The Security Risks Associated With Using a Mobile Application to Collect Work Order Data

Michael W. Peterson

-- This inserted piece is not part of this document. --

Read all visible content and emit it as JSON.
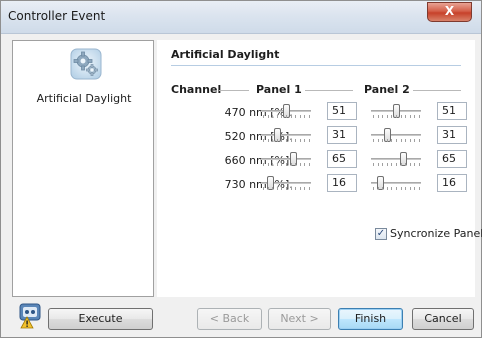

The use of smart phone technology may be able to improve the Air Forces ability to sustain infrastructure, reduce costs and redundancy, and provide a more accurate sustainment budget forecast by using a mobile application to collect infrastructure deficiencies. However, before any such benefits can be realized, Air Force leaders need to know the security risks associated with the implementation of mobile technology. According to Daft and Lengel (1986), information richness is defined as the ability of information to change understanding within a time interval (p. 560). The richer the communication medium, the more effective it is at changing understanding. Based on media richness theory, a mobile application may be considered a richer form of communication. With additional richness and consequently more learning, are unintended operational security (OPSEC) cues transmitted via a mobile application as compared to traditional work order submission methods? This uses OPSEC principles to evaluate security concerns associated with using a mobile application to collect work order data. An experiment was conducted to compare a mobile application to the traditional collection process. The results of that experiment provide significant evidence that the use of a mobile application increases the risk of capturing critical information.